My photo with Stephanie — treasured friend and colleague since 1994 when we met, in Atlanta, at A.D.A.M. Software, Inc. (now, A.D.A.M., Inc.) interactive anatomy and multimedia products. And, since 2006, when her persistence trumped my excuses, my blog mother.

"Your blog's name is well chosen," Jeff commented on an earlier post. "Connecting with people, reaching out to them... that's a good thing. You're one of the people who lowers the degrees of separation."

Which partially explains how Stephanie, who blogs at Cool People I Know, "met" and interviewed uber blogger Lisa last week on my MacBook, with a little coordination and much magic.

My photo with Lisa — whose depictions of life in Tel Aviv and in neighboring areas (Palestinian territories and Lebanon, among others) induced me to email her last year ("Can we meet?"), turning a virtual friendship into the real kind.

Lisa's authentic approach to reporting on life that no mere visitor (whether reporter, politico, or tourist) could possibly know, and her friendships with Lebanese bloggers and on-the-ground coverage during the Second Lebanon War, drew attentions of CNN, BBC, and The Washington Post, among others — and a burgeoning global audience.

Lisa (in my Tel Aviv flat) told Stephanie (on a cattle farm in Georgia) why she started her On the Face blog (and how she chose the name). Responding to astute questions, Lisa shared some of the art of crafting blog posts while maintaining a collegial community with up to hundreds of daily visitors and commenters from diverse, often opposing perspectives and bitter feuds across political, faith, and geographical boundaries.

Stephanie captured the fast paced, upbeat, low-touch, high-tech interview in this 30-minute podcast: Uncovering Tel Aviv: An Interview with Journalist/Blogger Lisa Goldman.

Locally. Globally. Only connect.

June 09, 2008

(Israeli) boy and his (friend's) dog on Shavuot

Or (in Hebrew, "visible light, source of illumination")
cuddles Sheer-li (in Hebrew, "my song")

To celebrate the revelation at Sinai and the giving of the Torah, my lovely friend Eilat invited several friends, including lucky me, to her home in Tel Aviv last night.

We dined on elegant dairy-infused culinary creations (none mine — the sole health-conscious, low-salt-and-fat, taste-free contribution).

In following the customary exception to the talmudic rule, that "holiday joy requires meat and wine," the table was a riot of cheese blintzes, yogurt with honey, cheesecake, lasagna — even a box of honey-laced, milky-white Toblerone chocolates!

Why eat dairy products on Shavuot?
Delicious reasons and sacred texts inform.
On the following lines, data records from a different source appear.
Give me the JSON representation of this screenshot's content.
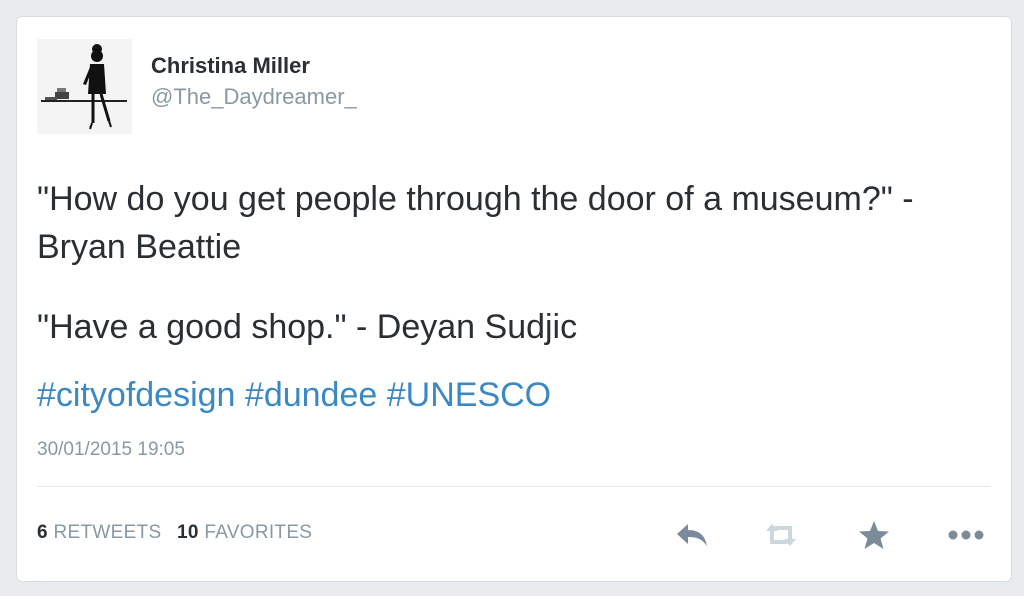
{
  "tweet": {
    "author_name": "Christina Miller",
    "author_handle": "@The_Daydreamer_",
    "paragraphs": [
      "\"How do you get people through the door of a museum?\" - Bryan Beattie",
      "\"Have a good shop.\" - Deyan Sudjic"
    ],
    "hashtags": [
      "#cityofdesign",
      "#dundee",
      "#UNESCO"
    ],
    "timestamp": "30/01/2015 19:05",
    "stats": {
      "retweets_count": "6",
      "retweets_label": "RETWEETS",
      "favorites_count": "10",
      "favorites_label": "FAVORITES"
    }
  },
  "actions": [
    "reply-icon",
    "retweet-icon",
    "favorite-icon",
    "more-icon"
  ],
  "colors": {
    "hashtag": "#3b88c3",
    "text": "#292f33",
    "muted": "#8899a6",
    "action_icon": "#7b8b9a",
    "retweet_icon": "#ccd6dd"
  }
}
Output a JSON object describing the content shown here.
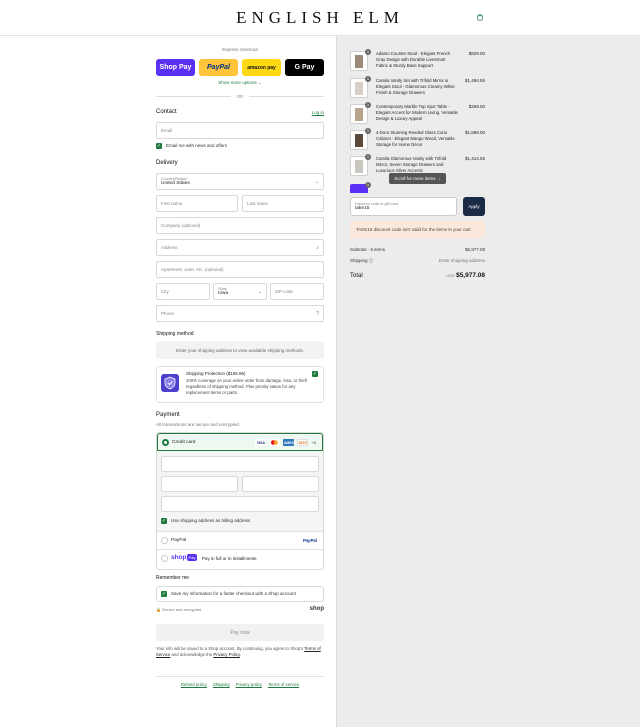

Among them, Song of Songs (4:11) hints that the Torah nourishes "... like honey and milk under your tongue."

Children as guarantors
Before God gave the Torah to the Jewish people, the tradition teaches that God required agents who would assure the Torah’s continuity and transmission over the ages.

So the people suggested the patriarchs and the prophets, among others; to no avail. Only when they offered children as the guarantors, did the Jewish people receive the Torah.

Every Shavuot, I feel especially nourished by children's sweet optimism and earnest dedication — ideal qualities to guarantee the Torah's eternal life.

While native Israeli Or's attentions to his host's dog (shown in the photos) touched me deeply, I began to imagine him pleading (unsuccessfully) with his Moroccan-born mother and Russian-born father for such a pet. I projected, "Seems you want your own dog, yes?"

Relieved by Or's quick, "I have one!" I reflected on the blessings that beloved pets bring. Among them, loving (at least treating respectfully) others' pets, ultimately protecting all creation.

Shavout: celebrating revelation at Sinai and giving the Torah.

Children: guarantying the Torah — "tree of life" (Proverbs 3:18).

Chag sameach. Happy holiday.